◆ Problem description
Nothing but the lines from the one containing "Extract the structured" through the end of the data should be retyped, exactly as they stand, and pictures should not be retyped.

◆ Web page and app entries
== == ==

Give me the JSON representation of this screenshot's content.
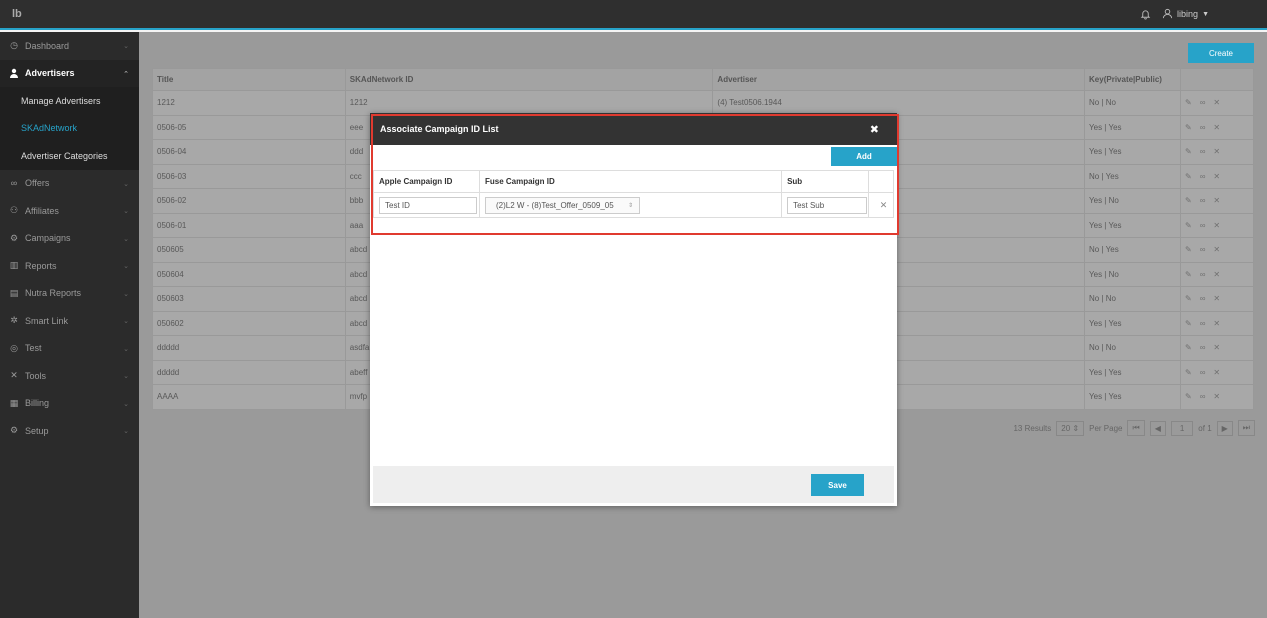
{
  "app": {
    "brand": "lb",
    "user": "libing"
  },
  "sidebar": {
    "items": [
      {
        "label": "Dashboard",
        "icon": "clock"
      },
      {
        "label": "Advertisers",
        "icon": "user",
        "active": true
      },
      {
        "label": "Offers",
        "icon": "link"
      },
      {
        "label": "Affiliates",
        "icon": "users"
      },
      {
        "label": "Campaigns",
        "icon": "gear"
      },
      {
        "label": "Reports",
        "icon": "chart"
      },
      {
        "label": "Nutra Reports",
        "icon": "doc"
      },
      {
        "label": "Smart Link",
        "icon": "share"
      },
      {
        "label": "Test",
        "icon": "target"
      },
      {
        "label": "Tools",
        "icon": "tools"
      },
      {
        "label": "Billing",
        "icon": "billing"
      },
      {
        "label": "Setup",
        "icon": "setup"
      }
    ],
    "sub_items": [
      {
        "label": "Manage Advertisers"
      },
      {
        "label": "SKAdNetwork",
        "current": true
      },
      {
        "label": "Advertiser Categories"
      }
    ]
  },
  "main": {
    "create_label": "Create",
    "columns": [
      "Title",
      "SKAdNetwork ID",
      "Advertiser",
      "Key(Private|Public)",
      ""
    ],
    "rows": [
      {
        "title": "1212",
        "skad": "1212",
        "advertiser": "(4) Test0506.1944",
        "key": "No | No"
      },
      {
        "title": "0506-05",
        "skad": "eee",
        "advertiser": "",
        "key": "Yes | Yes"
      },
      {
        "title": "0506-04",
        "skad": "ddd",
        "advertiser": "",
        "key": "Yes | Yes"
      },
      {
        "title": "0506-03",
        "skad": "ccc",
        "advertiser": "",
        "key": "No | Yes"
      },
      {
        "title": "0506-02",
        "skad": "bbb",
        "advertiser": "",
        "key": "Yes | No"
      },
      {
        "title": "0506-01",
        "skad": "aaa",
        "advertiser": "",
        "key": "Yes | Yes"
      },
      {
        "title": "050605",
        "skad": "abcd",
        "advertiser": "",
        "key": "No | Yes"
      },
      {
        "title": "050604",
        "skad": "abcd",
        "advertiser": "",
        "key": "Yes | No"
      },
      {
        "title": "050603",
        "skad": "abcd",
        "advertiser": "",
        "key": "No | No"
      },
      {
        "title": "050602",
        "skad": "abcd",
        "advertiser": "",
        "key": "Yes | Yes"
      },
      {
        "title": "ddddd",
        "skad": "asdfa",
        "advertiser": "",
        "key": "No | No"
      },
      {
        "title": "ddddd",
        "skad": "abeff",
        "advertiser": "",
        "key": "Yes | Yes"
      },
      {
        "title": "AAAA",
        "skad": "mvfp",
        "advertiser": "",
        "key": "Yes | Yes"
      }
    ],
    "pager": {
      "results": "13 Results",
      "per_page_value": "20",
      "per_page_label": "Per Page",
      "page": "1",
      "of": "of 1"
    }
  },
  "modal": {
    "title": "Associate Campaign ID List",
    "add_label": "Add",
    "columns": [
      "Apple Campaign ID",
      "Fuse Campaign ID",
      "Sub",
      ""
    ],
    "row": {
      "apple_placeholder": "Test ID",
      "fuse_selected": "(2)L2 W - (8)Test_Offer_0509_05",
      "sub_placeholder": "Test Sub"
    },
    "save_label": "Save"
  },
  "colors": {
    "accent": "#27a3c9",
    "highlight": "#e03a2f",
    "topbar": "#2f2f2f",
    "sidebar": "#2b2b2b"
  }
}
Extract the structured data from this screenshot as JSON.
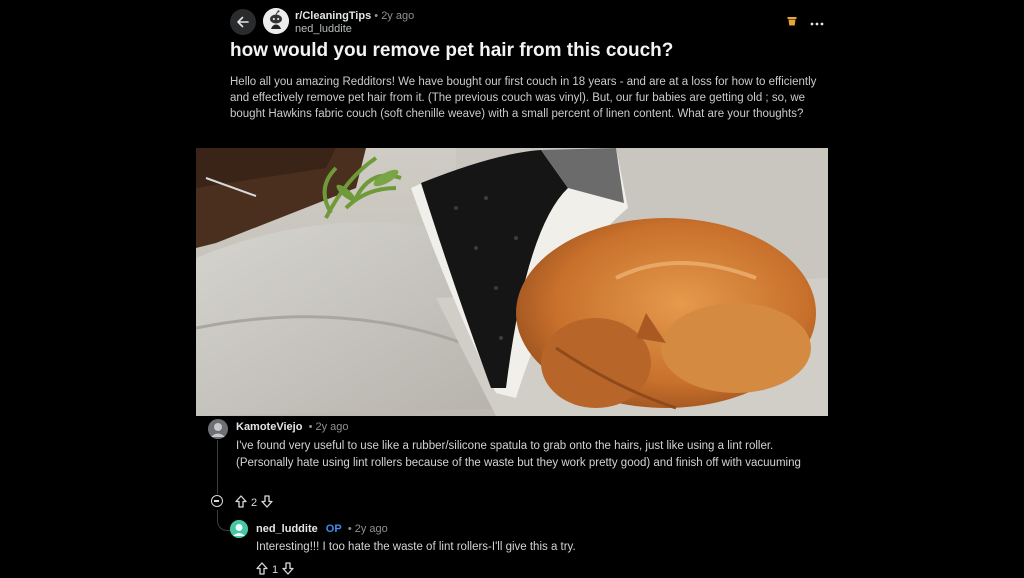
{
  "post": {
    "subreddit": "r/CleaningTips",
    "separator": "•",
    "age": "2y ago",
    "author": "ned_luddite",
    "title": "how would you remove pet hair from this couch?",
    "body": "Hello all you amazing Redditors! We have bought our first couch in 18 years - and are at a loss for how to efficiently and effectively remove pet hair from it. (The previous couch was vinyl). But, our fur babies are getting old ; so, we bought Hawkins fabric couch (soft chenille weave) with a small percent of linen content. What are your thoughts?"
  },
  "comment": {
    "author": "KamoteViejo",
    "separator": "•",
    "age": "2y ago",
    "text": "I've found very useful to use like a rubber/silicone spatula to grab onto the hairs, just like using a lint roller. (Personally hate using lint rollers because of the waste but they work pretty good) and finish off with vacuuming",
    "score": "2"
  },
  "reply": {
    "author": "ned_luddite",
    "op_badge": "OP",
    "separator": "•",
    "age": "2y ago",
    "text": "Interesting!!! I too hate the waste of lint rollers-I'll give this a try.",
    "score": "1"
  },
  "icons": {
    "back": "arrow-left-icon",
    "mod": "trash-icon",
    "more": "more-horizontal-icon",
    "upvote": "arrow-up-outline-icon",
    "downvote": "arrow-down-outline-icon",
    "collapse": "minus-circle-icon"
  },
  "colors": {
    "background": "#000000",
    "op_badge": "#3d8ee8",
    "mod_icon": "#e8a33d"
  }
}
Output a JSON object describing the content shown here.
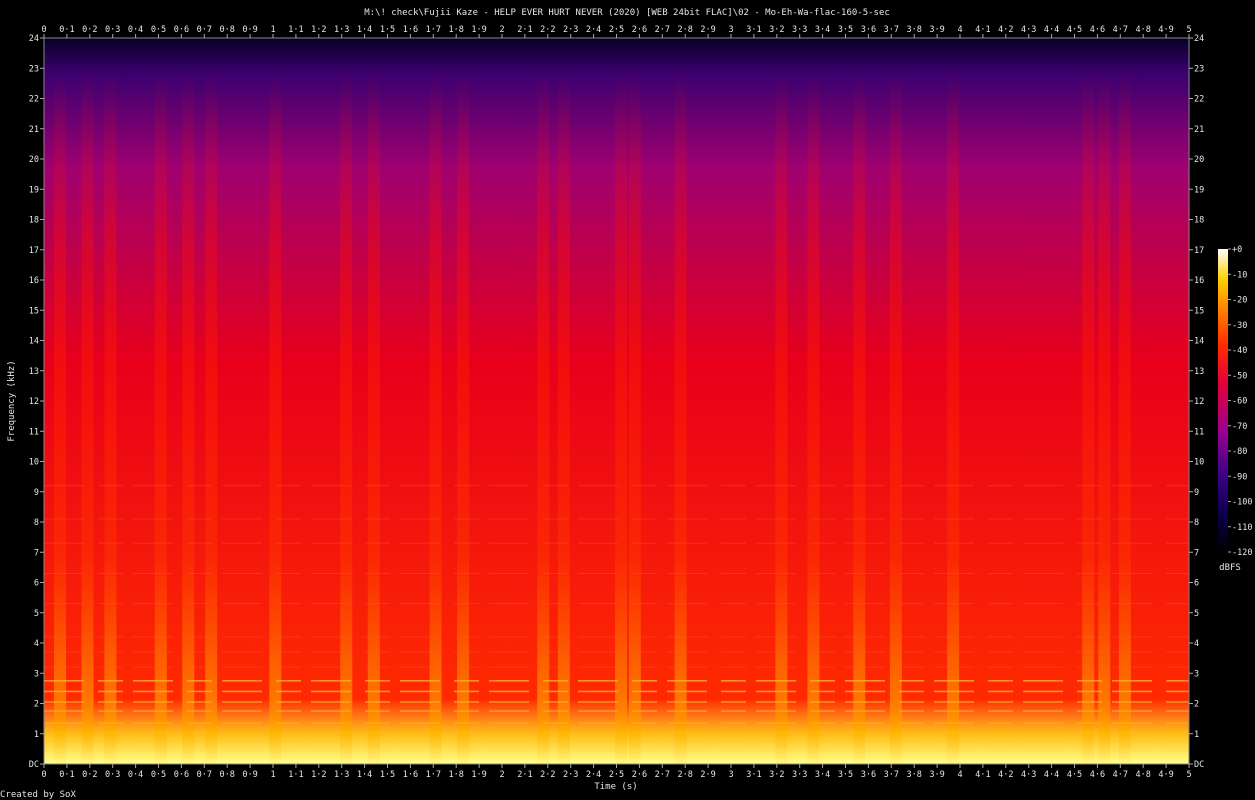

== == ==

◆ Reply
Extract the structured data from this screenshot as JSON.
{
  "post": {
    "subreddit": "r/CleaningTips",
    "separator": "•",
    "age": "2y ago",
    "author": "ned_luddite",
    "title": "how would you remove pet hair from this couch?",
    "body": "Hello all you amazing Redditors! We have bought our first couch in 18 years - and are at a loss for how to efficiently and effectively remove pet hair from it. (The previous couch was vinyl). But, our fur babies are getting old ; so, we bought Hawkins fabric couch (soft chenille weave) with a small percent of linen content. What are your thoughts?"
  },
  "comment": {
    "author": "KamoteViejo",
    "separator": "•",
    "age": "2y ago",
    "text": "I've found very useful to use like a rubber/silicone spatula to grab onto the hairs, just like using a lint roller. (Personally hate using lint rollers because of the waste but they work pretty good) and finish off with vacuuming",
    "score": "2"
  },
  "reply": {
    "author": "ned_luddite",
    "op_badge": "OP",
    "separator": "•",
    "age": "2y ago",
    "text": "Interesting!!! I too hate the waste of lint rollers-I'll give this a try.",
    "score": "1"
  },
  "icons": {
    "back": "arrow-left-icon",
    "mod": "trash-icon",
    "more": "more-horizontal-icon",
    "upvote": "arrow-up-outline-icon",
    "downvote": "arrow-down-outline-icon",
    "collapse": "minus-circle-icon"
  },
  "colors": {
    "background": "#000000",
    "op_badge": "#3d8ee8",
    "mod_icon": "#e8a33d"
  }
}
Output a JSON object describing the content shown here.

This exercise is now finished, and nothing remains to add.